• Exercise directions:
Print every line exactly as it appears in the material below.

• The data:
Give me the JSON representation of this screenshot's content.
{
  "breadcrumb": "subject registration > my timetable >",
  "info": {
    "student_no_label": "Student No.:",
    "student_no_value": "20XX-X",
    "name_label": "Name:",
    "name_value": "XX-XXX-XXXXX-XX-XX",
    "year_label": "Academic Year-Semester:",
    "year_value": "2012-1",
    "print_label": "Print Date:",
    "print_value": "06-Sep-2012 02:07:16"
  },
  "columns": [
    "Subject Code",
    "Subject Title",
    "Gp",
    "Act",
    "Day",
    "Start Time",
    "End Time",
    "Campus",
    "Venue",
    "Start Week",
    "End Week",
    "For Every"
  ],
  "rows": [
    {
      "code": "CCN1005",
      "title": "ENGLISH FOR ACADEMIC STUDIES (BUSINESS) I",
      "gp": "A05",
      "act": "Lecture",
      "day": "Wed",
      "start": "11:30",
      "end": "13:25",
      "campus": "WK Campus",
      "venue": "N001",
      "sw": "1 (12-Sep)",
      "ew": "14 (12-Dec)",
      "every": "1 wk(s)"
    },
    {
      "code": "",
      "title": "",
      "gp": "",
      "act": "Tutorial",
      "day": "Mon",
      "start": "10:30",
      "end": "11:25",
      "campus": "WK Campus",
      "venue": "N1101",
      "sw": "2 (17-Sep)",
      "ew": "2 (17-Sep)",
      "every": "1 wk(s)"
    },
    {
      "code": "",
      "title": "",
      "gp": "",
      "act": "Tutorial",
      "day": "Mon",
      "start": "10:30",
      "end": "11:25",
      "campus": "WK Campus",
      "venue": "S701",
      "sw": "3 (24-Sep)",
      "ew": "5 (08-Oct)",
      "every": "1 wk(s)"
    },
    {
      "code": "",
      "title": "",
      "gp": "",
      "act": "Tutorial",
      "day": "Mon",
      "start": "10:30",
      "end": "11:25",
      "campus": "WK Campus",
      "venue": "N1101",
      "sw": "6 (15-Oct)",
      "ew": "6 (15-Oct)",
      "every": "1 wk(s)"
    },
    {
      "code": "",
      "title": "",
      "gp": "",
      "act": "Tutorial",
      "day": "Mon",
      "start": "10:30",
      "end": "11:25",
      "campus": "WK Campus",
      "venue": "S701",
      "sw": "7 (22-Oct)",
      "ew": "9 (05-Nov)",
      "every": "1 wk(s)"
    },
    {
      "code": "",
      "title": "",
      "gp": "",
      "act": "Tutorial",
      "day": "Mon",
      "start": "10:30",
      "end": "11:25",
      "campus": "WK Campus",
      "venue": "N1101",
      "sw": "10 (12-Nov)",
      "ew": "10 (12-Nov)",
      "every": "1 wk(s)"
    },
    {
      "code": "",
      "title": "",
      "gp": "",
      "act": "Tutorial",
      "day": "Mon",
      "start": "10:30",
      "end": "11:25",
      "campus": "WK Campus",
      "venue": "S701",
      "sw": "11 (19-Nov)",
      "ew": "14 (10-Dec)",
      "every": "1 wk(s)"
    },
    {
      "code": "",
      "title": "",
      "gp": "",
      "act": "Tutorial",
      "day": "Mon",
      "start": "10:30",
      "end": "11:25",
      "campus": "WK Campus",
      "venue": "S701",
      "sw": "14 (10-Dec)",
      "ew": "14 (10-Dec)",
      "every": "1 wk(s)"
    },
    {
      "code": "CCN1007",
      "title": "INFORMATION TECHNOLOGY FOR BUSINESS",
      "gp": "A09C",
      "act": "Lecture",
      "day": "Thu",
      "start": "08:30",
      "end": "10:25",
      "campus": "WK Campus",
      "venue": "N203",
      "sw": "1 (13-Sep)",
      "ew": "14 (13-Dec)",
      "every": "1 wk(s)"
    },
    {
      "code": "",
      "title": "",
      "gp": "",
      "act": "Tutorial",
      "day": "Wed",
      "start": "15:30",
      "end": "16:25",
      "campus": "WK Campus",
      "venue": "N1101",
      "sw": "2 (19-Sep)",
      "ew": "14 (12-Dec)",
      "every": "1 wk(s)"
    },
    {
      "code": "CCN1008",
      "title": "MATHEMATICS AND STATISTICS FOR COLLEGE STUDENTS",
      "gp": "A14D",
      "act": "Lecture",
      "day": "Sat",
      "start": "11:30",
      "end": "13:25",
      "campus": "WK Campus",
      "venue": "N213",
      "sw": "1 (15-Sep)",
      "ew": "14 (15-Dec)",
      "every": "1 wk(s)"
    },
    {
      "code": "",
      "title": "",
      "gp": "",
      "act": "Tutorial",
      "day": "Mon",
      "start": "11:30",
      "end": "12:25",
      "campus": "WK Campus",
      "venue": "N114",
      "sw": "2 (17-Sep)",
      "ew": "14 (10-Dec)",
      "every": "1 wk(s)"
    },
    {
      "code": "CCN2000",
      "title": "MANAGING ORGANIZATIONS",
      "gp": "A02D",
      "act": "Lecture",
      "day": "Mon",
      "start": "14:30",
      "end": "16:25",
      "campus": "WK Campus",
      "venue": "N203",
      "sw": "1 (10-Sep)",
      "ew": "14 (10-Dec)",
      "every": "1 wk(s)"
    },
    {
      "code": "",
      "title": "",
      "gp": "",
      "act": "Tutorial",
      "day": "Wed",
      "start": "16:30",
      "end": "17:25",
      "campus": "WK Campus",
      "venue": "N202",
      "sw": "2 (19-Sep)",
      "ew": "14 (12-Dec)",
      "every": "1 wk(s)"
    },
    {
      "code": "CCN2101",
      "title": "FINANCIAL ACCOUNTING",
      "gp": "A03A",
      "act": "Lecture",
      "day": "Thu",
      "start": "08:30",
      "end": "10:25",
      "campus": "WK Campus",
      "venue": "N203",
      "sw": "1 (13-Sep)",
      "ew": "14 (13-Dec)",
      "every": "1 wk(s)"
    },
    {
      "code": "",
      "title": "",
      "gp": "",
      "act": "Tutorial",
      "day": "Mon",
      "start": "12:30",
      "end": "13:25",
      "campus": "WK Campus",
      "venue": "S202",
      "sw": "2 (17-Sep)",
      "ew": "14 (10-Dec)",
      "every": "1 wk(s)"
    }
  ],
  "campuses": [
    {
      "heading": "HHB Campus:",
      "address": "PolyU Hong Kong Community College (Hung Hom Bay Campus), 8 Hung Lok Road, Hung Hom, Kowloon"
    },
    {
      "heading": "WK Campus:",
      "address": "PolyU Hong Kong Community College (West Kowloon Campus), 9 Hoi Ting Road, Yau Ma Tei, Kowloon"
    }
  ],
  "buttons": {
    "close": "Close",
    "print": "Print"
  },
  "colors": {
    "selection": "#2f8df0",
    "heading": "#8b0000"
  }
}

• Output of the task:
Give me the JSON representation of this screenshot's content.
{
  "breadcrumb": "subject registration > my timetable >",
  "info": {
    "student_no_label": "Student No.:",
    "student_no_value": "20XX-X",
    "name_label": "Name:",
    "name_value": "XX-XXX-XXXXX-XX-XX",
    "year_label": "Academic Year-Semester:",
    "year_value": "2012-1",
    "print_label": "Print Date:",
    "print_value": "06-Sep-2012 02:07:16"
  },
  "columns": [
    "Subject Code",
    "Subject Title",
    "Gp",
    "Act",
    "Day",
    "Start Time",
    "End Time",
    "Campus",
    "Venue",
    "Start Week",
    "End Week",
    "For Every"
  ],
  "rows": [
    {
      "code": "CCN1005",
      "title": "ENGLISH FOR ACADEMIC STUDIES (BUSINESS) I",
      "gp": "A05",
      "act": "Lecture",
      "day": "Wed",
      "start": "11:30",
      "end": "13:25",
      "campus": "WK Campus",
      "venue": "N001",
      "sw": "1 (12-Sep)",
      "ew": "14 (12-Dec)",
      "every": "1 wk(s)"
    },
    {
      "code": "",
      "title": "",
      "gp": "",
      "act": "Tutorial",
      "day": "Mon",
      "start": "10:30",
      "end": "11:25",
      "campus": "WK Campus",
      "venue": "N1101",
      "sw": "2 (17-Sep)",
      "ew": "2 (17-Sep)",
      "every": "1 wk(s)"
    },
    {
      "code": "",
      "title": "",
      "gp": "",
      "act": "Tutorial",
      "day": "Mon",
      "start": "10:30",
      "end": "11:25",
      "campus": "WK Campus",
      "venue": "S701",
      "sw": "3 (24-Sep)",
      "ew": "5 (08-Oct)",
      "every": "1 wk(s)"
    },
    {
      "code": "",
      "title": "",
      "gp": "",
      "act": "Tutorial",
      "day": "Mon",
      "start": "10:30",
      "end": "11:25",
      "campus": "WK Campus",
      "venue": "N1101",
      "sw": "6 (15-Oct)",
      "ew": "6 (15-Oct)",
      "every": "1 wk(s)"
    },
    {
      "code": "",
      "title": "",
      "gp": "",
      "act": "Tutorial",
      "day": "Mon",
      "start": "10:30",
      "end": "11:25",
      "campus": "WK Campus",
      "venue": "S701",
      "sw": "7 (22-Oct)",
      "ew": "9 (05-Nov)",
      "every": "1 wk(s)"
    },
    {
      "code": "",
      "title": "",
      "gp": "",
      "act": "Tutorial",
      "day": "Mon",
      "start": "10:30",
      "end": "11:25",
      "campus": "WK Campus",
      "venue": "N1101",
      "sw": "10 (12-Nov)",
      "ew": "10 (12-Nov)",
      "every": "1 wk(s)"
    },
    {
      "code": "",
      "title": "",
      "gp": "",
      "act": "Tutorial",
      "day": "Mon",
      "start": "10:30",
      "end": "11:25",
      "campus": "WK Campus",
      "venue": "S701",
      "sw": "11 (19-Nov)",
      "ew": "14 (10-Dec)",
      "every": "1 wk(s)"
    },
    {
      "code": "",
      "title": "",
      "gp": "",
      "act": "Tutorial",
      "day": "Mon",
      "start": "10:30",
      "end": "11:25",
      "campus": "WK Campus",
      "venue": "S701",
      "sw": "14 (10-Dec)",
      "ew": "14 (10-Dec)",
      "every": "1 wk(s)"
    },
    {
      "code": "CCN1007",
      "title": "INFORMATION TECHNOLOGY FOR BUSINESS",
      "gp": "A09C",
      "act": "Lecture",
      "day": "Thu",
      "start": "08:30",
      "end": "10:25",
      "campus": "WK Campus",
      "venue": "N203",
      "sw": "1 (13-Sep)",
      "ew": "14 (13-Dec)",
      "every": "1 wk(s)"
    },
    {
      "code": "",
      "title": "",
      "gp": "",
      "act": "Tutorial",
      "day": "Wed",
      "start": "15:30",
      "end": "16:25",
      "campus": "WK Campus",
      "venue": "N1101",
      "sw": "2 (19-Sep)",
      "ew": "14 (12-Dec)",
      "every": "1 wk(s)"
    },
    {
      "code": "CCN1008",
      "title": "MATHEMATICS AND STATISTICS FOR COLLEGE STUDENTS",
      "gp": "A14D",
      "act": "Lecture",
      "day": "Sat",
      "start": "11:30",
      "end": "13:25",
      "campus": "WK Campus",
      "venue": "N213",
      "sw": "1 (15-Sep)",
      "ew": "14 (15-Dec)",
      "every": "1 wk(s)"
    },
    {
      "code": "",
      "title": "",
      "gp": "",
      "act": "Tutorial",
      "day": "Mon",
      "start": "11:30",
      "end": "12:25",
      "campus": "WK Campus",
      "venue": "N114",
      "sw": "2 (17-Sep)",
      "ew": "14 (10-Dec)",
      "every": "1 wk(s)"
    },
    {
      "code": "CCN2000",
      "title": "MANAGING ORGANIZATIONS",
      "gp": "A02D",
      "act": "Lecture",
      "day": "Mon",
      "start": "14:30",
      "end": "16:25",
      "campus": "WK Campus",
      "venue": "N203",
      "sw": "1 (10-Sep)",
      "ew": "14 (10-Dec)",
      "every": "1 wk(s)"
    },
    {
      "code": "",
      "title": "",
      "gp": "",
      "act": "Tutorial",
      "day": "Wed",
      "start": "16:30",
      "end": "17:25",
      "campus": "WK Campus",
      "venue": "N202",
      "sw": "2 (19-Sep)",
      "ew": "14 (12-Dec)",
      "every": "1 wk(s)"
    },
    {
      "code": "CCN2101",
      "title": "FINANCIAL ACCOUNTING",
      "gp": "A03A",
      "act": "Lecture",
      "day": "Thu",
      "start": "08:30",
      "end": "10:25",
      "campus": "WK Campus",
      "venue": "N203",
      "sw": "1 (13-Sep)",
      "ew": "14 (13-Dec)",
      "every": "1 wk(s)"
    },
    {
      "code": "",
      "title": "",
      "gp": "",
      "act": "Tutorial",
      "day": "Mon",
      "start": "12:30",
      "end": "13:25",
      "campus": "WK Campus",
      "venue": "S202",
      "sw": "2 (17-Sep)",
      "ew": "14 (10-Dec)",
      "every": "1 wk(s)"
    }
  ],
  "campuses": [
    {
      "heading": "HHB Campus:",
      "address": "PolyU Hong Kong Community College (Hung Hom Bay Campus), 8 Hung Lok Road, Hung Hom, Kowloon"
    },
    {
      "heading": "WK Campus:",
      "address": "PolyU Hong Kong Community College (West Kowloon Campus), 9 Hoi Ting Road, Yau Ma Tei, Kowloon"
    }
  ],
  "buttons": {
    "close": "Close",
    "print": "Print"
  },
  "colors": {
    "selection": "#2f8df0",
    "heading": "#8b0000"
  }
}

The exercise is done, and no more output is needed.